Following the deaths of four US soldiers in Niger earlier in October, several questions remain unanswered, spurring lawmakers to press the White House and Pentagon for answers on the circumstances surrounding the incident.
Leading this charge is Sen. John McCain, chairman of the Senate Armed Services Committee, who says he may seek a subpoena to receive information on the attack, according to CNN.
On Wednesday, McCain said that the White House was not being upfront about the Niger ambush, and said he would like the information his committee "deserves and needs."
"I haven't heard anything about it, to tell you the truth, except that they were killed," McCain said in a Daily Beast report on Tuesday.
Senator John McCain. Image from Arizona Office of the Governor.
Although the Special Forces unit involved in the ambush and US Africa Command (AFRICOM) — the combatant command in charge of operations in Niger — are conducting investigations, McCain indicated he may want details before the results.
"That's not how the system works," McCain said to CNN. "We're coequal branches of government. We should be informed at all times."
Defense Secretary James Mattis was reportedly also dismayed by the dearth of information surrounding the ambush, but there was no sign that he was going to rush the investigation process multiple officials told CNN.
Meanwhile, the Pentagon claims it will keep the Armed Services Committees "up to date" on the ambush: "We will work with Sen. McCain and his staff to make sure they get everything that they need," the Pentagon reportedly said on Thursday.
Defense Secretary Jim Mattis. (DOD photo by U.S. Army Sgt. Amber I. Smith)
One of the primary questions that circulated in news reports has been why President Donald Trump had not addressed the casualties or the circumstances behind the ambush.
Following initial media reports of the ambush, White House press secretary Sarah Huckabee Sanders released a statement saying that Trump had been informed of the incident. However, it wasn't until 12 days later after the reports that Trump made his first public acknowledgment of the ambush.
A statement of condolence was reportedly drafted by a staffer from the National Security Council for Trump to immediately deliver following the ambush. But Trump never made the statement that was circulated around the Defense Department and the National Security Council. Instead, he delivered a speech that has been widely criticized for making false claims about his predecessors' actions after a service member's death and was condemned by a Gold Star father.
McCain also questioned why US troops were operating in that specific area of the Niger-Mali border without sufficient resources. French officials were frustrated with the US troops — who were there to establish relations with local leaders — because they acted on limited intelligence and didn't have an emergency plan, a diplomat familiar with the incident told Reuters. France, a key US ally in the region, has a military presence that includes attack helicopters and Mirage jets, according to CNN.
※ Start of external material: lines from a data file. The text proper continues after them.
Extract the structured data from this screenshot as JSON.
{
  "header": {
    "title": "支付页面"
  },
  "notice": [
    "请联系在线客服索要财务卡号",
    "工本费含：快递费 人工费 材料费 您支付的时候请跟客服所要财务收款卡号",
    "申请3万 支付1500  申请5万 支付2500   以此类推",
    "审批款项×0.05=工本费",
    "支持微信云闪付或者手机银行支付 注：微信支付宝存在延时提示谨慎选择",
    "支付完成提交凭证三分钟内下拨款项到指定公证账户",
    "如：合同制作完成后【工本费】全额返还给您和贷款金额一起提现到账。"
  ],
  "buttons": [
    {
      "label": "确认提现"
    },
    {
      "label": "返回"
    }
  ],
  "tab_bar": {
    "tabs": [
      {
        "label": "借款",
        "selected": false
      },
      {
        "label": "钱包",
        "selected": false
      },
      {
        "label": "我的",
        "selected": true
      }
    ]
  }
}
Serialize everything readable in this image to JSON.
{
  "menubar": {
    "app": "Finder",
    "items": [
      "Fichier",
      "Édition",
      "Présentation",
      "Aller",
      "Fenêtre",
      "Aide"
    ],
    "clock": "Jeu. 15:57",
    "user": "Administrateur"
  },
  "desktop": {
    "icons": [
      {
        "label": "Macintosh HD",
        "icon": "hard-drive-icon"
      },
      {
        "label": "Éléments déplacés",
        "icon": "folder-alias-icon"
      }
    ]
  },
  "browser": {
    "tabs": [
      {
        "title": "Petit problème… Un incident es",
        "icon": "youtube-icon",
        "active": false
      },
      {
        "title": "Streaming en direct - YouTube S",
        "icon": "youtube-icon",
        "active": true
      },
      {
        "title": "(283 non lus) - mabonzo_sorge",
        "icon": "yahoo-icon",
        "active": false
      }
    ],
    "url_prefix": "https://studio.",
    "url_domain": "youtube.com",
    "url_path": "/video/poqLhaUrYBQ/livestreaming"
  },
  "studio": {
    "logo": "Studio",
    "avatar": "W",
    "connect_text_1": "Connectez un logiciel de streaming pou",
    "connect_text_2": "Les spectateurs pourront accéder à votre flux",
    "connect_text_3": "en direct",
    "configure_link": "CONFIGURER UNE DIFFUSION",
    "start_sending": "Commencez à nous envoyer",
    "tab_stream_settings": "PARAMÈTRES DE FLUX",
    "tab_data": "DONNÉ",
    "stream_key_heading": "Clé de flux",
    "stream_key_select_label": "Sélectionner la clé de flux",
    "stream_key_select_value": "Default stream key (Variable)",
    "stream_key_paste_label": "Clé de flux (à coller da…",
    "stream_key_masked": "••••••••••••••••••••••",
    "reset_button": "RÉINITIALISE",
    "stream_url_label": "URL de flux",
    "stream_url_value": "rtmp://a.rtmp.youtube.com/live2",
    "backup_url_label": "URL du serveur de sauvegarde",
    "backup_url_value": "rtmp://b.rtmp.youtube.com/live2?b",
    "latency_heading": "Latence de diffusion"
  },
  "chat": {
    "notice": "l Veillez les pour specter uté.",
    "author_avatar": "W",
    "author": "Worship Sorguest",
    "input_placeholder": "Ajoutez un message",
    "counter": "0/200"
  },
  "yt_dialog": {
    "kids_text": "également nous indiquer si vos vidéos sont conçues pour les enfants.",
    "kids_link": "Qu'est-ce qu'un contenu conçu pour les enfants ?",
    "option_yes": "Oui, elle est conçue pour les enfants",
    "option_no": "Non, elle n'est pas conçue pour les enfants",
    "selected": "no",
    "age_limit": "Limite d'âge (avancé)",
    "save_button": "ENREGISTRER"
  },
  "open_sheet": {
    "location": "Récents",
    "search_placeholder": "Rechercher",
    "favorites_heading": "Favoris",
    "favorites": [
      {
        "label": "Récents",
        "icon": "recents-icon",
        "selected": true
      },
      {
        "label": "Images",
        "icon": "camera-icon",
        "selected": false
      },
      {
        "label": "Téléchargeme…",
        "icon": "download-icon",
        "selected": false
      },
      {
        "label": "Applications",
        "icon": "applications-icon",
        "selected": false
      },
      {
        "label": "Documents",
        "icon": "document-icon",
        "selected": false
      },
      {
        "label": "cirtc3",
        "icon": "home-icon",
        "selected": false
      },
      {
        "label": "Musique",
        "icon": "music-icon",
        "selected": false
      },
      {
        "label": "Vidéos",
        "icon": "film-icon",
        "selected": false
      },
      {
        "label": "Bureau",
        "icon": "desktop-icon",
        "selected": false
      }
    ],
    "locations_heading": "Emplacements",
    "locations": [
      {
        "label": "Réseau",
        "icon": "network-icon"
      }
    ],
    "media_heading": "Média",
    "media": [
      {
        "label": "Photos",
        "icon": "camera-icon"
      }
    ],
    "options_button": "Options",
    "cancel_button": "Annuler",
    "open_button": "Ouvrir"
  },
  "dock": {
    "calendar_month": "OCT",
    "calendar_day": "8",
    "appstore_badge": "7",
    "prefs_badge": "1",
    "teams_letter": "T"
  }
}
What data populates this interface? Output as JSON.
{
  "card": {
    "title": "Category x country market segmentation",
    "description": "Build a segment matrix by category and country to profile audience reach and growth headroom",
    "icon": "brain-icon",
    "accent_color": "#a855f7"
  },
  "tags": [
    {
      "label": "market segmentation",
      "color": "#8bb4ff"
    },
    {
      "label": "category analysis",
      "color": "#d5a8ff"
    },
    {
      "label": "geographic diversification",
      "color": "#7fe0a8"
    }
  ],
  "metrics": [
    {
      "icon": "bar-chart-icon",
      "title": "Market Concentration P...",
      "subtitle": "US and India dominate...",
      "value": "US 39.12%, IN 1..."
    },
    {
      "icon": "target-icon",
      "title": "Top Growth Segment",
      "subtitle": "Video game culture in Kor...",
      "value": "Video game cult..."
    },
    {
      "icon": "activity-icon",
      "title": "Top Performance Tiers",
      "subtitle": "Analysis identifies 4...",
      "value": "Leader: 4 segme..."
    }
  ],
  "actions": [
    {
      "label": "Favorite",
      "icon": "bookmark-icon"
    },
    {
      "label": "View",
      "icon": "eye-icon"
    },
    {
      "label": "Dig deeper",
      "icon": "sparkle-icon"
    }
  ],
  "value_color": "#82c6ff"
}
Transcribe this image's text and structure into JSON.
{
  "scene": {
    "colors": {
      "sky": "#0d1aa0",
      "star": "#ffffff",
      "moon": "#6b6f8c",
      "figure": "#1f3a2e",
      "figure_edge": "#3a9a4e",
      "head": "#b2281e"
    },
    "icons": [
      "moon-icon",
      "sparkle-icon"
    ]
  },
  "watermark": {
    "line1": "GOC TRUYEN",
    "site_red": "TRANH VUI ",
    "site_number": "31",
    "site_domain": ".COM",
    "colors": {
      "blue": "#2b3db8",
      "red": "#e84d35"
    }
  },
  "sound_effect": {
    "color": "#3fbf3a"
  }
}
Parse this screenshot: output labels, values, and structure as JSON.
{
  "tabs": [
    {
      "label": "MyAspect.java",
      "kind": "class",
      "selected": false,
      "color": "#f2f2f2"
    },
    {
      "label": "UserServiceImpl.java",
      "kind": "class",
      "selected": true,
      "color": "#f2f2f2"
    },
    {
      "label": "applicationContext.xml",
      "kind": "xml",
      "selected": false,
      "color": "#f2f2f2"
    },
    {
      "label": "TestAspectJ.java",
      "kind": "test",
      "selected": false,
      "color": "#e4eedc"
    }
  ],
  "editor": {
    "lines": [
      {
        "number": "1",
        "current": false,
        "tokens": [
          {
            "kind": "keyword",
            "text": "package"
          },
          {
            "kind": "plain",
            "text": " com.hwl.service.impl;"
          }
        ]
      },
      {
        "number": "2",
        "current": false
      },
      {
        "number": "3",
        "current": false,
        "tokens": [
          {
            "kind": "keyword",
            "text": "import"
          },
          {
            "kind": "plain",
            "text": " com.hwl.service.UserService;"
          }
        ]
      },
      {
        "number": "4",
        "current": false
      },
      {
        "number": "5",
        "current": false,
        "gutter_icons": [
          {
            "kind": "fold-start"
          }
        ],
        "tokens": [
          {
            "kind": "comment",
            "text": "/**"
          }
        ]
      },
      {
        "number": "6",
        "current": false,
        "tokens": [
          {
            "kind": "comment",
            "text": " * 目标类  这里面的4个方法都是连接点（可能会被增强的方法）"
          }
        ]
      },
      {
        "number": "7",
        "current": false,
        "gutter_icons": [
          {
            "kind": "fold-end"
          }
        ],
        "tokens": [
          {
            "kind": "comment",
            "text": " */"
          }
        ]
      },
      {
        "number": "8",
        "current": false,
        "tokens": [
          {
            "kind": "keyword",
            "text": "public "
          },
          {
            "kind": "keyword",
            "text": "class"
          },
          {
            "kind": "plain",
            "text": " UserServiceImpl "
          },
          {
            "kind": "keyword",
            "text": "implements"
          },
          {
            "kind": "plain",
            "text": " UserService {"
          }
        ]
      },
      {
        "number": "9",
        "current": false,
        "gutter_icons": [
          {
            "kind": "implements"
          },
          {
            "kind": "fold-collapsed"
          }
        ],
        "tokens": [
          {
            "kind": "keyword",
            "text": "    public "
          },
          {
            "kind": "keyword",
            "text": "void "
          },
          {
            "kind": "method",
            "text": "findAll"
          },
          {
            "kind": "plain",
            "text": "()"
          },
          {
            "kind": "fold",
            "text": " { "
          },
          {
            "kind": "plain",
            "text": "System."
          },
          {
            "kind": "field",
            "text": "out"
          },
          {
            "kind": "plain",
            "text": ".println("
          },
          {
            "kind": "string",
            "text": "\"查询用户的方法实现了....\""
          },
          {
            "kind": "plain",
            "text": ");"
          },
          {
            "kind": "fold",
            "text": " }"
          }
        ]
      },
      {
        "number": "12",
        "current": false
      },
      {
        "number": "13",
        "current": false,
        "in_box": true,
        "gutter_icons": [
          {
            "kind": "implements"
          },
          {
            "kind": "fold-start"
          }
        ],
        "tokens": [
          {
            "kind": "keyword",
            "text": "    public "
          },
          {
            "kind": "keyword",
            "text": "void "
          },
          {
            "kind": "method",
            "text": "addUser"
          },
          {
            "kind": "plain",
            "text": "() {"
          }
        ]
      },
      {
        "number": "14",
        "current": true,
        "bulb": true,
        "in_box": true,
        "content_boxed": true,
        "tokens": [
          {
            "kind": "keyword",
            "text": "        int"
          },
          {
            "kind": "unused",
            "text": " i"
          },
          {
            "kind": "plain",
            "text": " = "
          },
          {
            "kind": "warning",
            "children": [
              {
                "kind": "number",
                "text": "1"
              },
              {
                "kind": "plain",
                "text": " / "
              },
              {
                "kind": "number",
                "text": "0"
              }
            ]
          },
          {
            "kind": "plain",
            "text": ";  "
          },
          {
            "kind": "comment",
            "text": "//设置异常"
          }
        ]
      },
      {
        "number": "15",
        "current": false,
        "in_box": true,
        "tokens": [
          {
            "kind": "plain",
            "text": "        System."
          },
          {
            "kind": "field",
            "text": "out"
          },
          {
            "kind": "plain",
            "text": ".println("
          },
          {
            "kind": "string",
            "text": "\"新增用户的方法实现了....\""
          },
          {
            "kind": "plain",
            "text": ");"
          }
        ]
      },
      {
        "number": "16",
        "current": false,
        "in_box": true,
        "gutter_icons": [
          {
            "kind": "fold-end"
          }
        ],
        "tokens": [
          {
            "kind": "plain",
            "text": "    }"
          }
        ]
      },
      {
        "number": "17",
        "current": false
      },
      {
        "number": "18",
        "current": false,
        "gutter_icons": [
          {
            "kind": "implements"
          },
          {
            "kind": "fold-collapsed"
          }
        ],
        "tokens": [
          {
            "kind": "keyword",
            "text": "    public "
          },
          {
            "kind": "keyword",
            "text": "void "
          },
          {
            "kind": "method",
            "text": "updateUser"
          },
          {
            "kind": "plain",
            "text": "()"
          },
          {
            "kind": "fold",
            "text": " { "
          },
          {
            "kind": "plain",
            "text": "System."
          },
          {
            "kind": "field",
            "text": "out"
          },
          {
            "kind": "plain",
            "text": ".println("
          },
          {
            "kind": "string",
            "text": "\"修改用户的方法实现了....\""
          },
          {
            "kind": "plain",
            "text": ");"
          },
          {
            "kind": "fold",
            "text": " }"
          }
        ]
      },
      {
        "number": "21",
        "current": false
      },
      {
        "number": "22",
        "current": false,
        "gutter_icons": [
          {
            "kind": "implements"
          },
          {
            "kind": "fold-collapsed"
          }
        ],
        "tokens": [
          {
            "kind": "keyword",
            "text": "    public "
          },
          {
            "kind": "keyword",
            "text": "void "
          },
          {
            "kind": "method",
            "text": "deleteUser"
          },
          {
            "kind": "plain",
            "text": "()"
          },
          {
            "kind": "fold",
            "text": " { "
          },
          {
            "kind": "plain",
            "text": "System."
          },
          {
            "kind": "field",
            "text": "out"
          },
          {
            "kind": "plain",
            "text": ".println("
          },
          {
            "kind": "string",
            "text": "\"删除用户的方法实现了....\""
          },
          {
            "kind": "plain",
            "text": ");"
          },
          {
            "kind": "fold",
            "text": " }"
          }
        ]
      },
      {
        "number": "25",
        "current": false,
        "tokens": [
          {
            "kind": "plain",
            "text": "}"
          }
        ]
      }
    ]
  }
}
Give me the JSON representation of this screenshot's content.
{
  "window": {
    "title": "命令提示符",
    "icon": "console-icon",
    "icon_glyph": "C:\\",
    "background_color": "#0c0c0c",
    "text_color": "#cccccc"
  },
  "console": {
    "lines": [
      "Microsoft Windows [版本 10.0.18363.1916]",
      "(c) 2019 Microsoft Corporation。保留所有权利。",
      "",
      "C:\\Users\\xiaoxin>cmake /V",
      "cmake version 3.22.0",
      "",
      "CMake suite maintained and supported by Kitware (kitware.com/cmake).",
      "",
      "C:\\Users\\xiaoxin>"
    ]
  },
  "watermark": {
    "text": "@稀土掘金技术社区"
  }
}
While Special Forces troops have operated under AFRICOM's purview for years, intelligence and contingency plans still remain the backbone of any mission US forces undertake. The investigation into the ambush — which spans the Special Forces group, AFRICOM, and the Pentagon as well as French and Nigerien forces — will likely take longer, given the broad scope of the mission.